◆ **Work item**
Make an exact copy of the records, leaving out the images.
============================================================
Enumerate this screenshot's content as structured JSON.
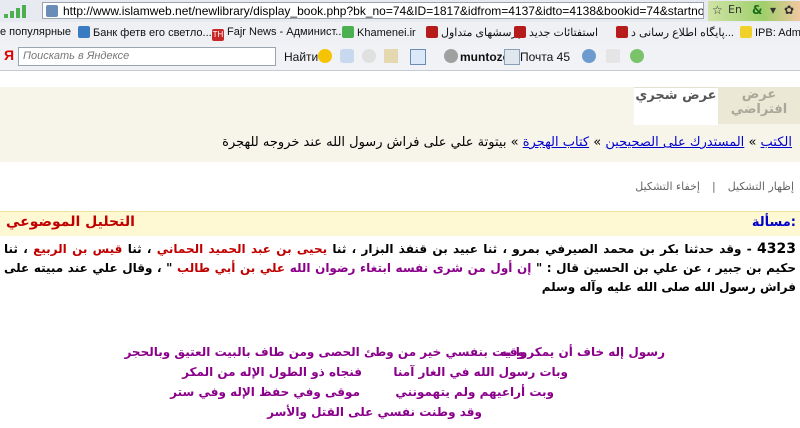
{
  "browser": {
    "url": "http://www.islamweb.net/newlibrary/display_book.php?bk_no=74&ID=1817&idfrom=4137&idto=4138&bookid=74&startno=1",
    "lang": "En"
  },
  "bookmarks": [
    "е популярные",
    "Банк фетв его светло...",
    "Fajr News - Админист...",
    "Khamenei.ir",
    "پرسشهای متداول",
    "استفتائات جديد",
    "پایگاه اطلاع رسانی د...",
    "IPB: Admi"
  ],
  "toolbar": {
    "search_placeholder": "Поискать в Яндексе",
    "find_label": "Найти",
    "user": "muntozor",
    "mail": "Почта 45"
  },
  "tabs": {
    "default": "عرض افتراضي",
    "tree": "عرض شجري"
  },
  "breadcrumb": {
    "b1": "الكتب",
    "b2": "المستدرك على الصحيحين",
    "b3": "كتاب الهجرة",
    "current": "بيتوتة علي على فراش رسول الله عند خروجه للهجرة",
    "sep": "»"
  },
  "tashkeel": {
    "show": "إظهار التشكيل",
    "hide": "إخفاء التشكيل",
    "sep": "|"
  },
  "section": {
    "masala": "مسألة:",
    "tahlil": "التحليل الموضوعي"
  },
  "hadith": {
    "num": "4323",
    "p1": " - وقد حدثنا بكر بن محمد الصيرفي بمرو ، ثنا عبيد بن قنفذ البزار ، ثنا ",
    "n1": "يحيى بن عبد الحميد الحماني",
    "p2": " ، ثنا ",
    "n2": "قيس بن الربيع",
    "p3": " ، ثنا حكيم بن جبير ، عن علي بن الحسين قال : \" ",
    "q1": "إن أول من شرى نفسه ابتغاء رضوان الله",
    "p4": " ",
    "n3": "علي بن أبي طالب",
    "p5": " \" ، وقال علي عند مبيته على فراش رسول الله صلى الله عليه وآله وسلم"
  },
  "poem": {
    "l1a": "وقيت بنفسي خير من وطئ الحصى ومن طاف بالبيت العتيق وبالحجر",
    "l1b": "رسول إله خاف أن يمكروا به",
    "l2a": "فنجاه ذو الطول الإله من المكر",
    "l2b": "وبات رسول الله في الغار آمنا",
    "l3a": "موقى وفي حفظ الإله وفي ستر",
    "l3b": "وبت أراعيهم ولم يتهمونني",
    "l4": "وقد وطنت نفسي على القتل والأسر"
  },
  "colors": {
    "link": "#0000cc",
    "red": "#c00000",
    "purple": "#8a008a",
    "panel": "#f7f5ea"
  }
}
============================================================
◆ **Solution for this problem**
Enumerate this screenshot's content as structured JSON.
{
  "browser": {
    "url": "http://www.islamweb.net/newlibrary/display_book.php?bk_no=74&ID=1817&idfrom=4137&idto=4138&bookid=74&startno=1",
    "lang": "En"
  },
  "bookmarks": [
    "е популярные",
    "Банк фетв его светло...",
    "Fajr News - Админист...",
    "Khamenei.ir",
    "پرسشهای متداول",
    "استفتائات جديد",
    "پایگاه اطلاع رسانی د...",
    "IPB: Admi"
  ],
  "toolbar": {
    "search_placeholder": "Поискать в Яндексе",
    "find_label": "Найти",
    "user": "muntozor",
    "mail": "Почта 45"
  },
  "tabs": {
    "default": "عرض افتراضي",
    "tree": "عرض شجري"
  },
  "breadcrumb": {
    "b1": "الكتب",
    "b2": "المستدرك على الصحيحين",
    "b3": "كتاب الهجرة",
    "current": "بيتوتة علي على فراش رسول الله عند خروجه للهجرة",
    "sep": "»"
  },
  "tashkeel": {
    "show": "إظهار التشكيل",
    "hide": "إخفاء التشكيل",
    "sep": "|"
  },
  "section": {
    "masala": "مسألة:",
    "tahlil": "التحليل الموضوعي"
  },
  "hadith": {
    "num": "4323",
    "p1": " - وقد حدثنا بكر بن محمد الصيرفي بمرو ، ثنا عبيد بن قنفذ البزار ، ثنا ",
    "n1": "يحيى بن عبد الحميد الحماني",
    "p2": " ، ثنا ",
    "n2": "قيس بن الربيع",
    "p3": " ، ثنا حكيم بن جبير ، عن علي بن الحسين قال : \" ",
    "q1": "إن أول من شرى نفسه ابتغاء رضوان الله",
    "p4": " ",
    "n3": "علي بن أبي طالب",
    "p5": " \" ، وقال علي عند مبيته على فراش رسول الله صلى الله عليه وآله وسلم"
  },
  "poem": {
    "l1a": "وقيت بنفسي خير من وطئ الحصى ومن طاف بالبيت العتيق وبالحجر",
    "l1b": "رسول إله خاف أن يمكروا به",
    "l2a": "فنجاه ذو الطول الإله من المكر",
    "l2b": "وبات رسول الله في الغار آمنا",
    "l3a": "موقى وفي حفظ الإله وفي ستر",
    "l3b": "وبت أراعيهم ولم يتهمونني",
    "l4": "وقد وطنت نفسي على القتل والأسر"
  },
  "colors": {
    "link": "#0000cc",
    "red": "#c00000",
    "purple": "#8a008a",
    "panel": "#f7f5ea"
  }
}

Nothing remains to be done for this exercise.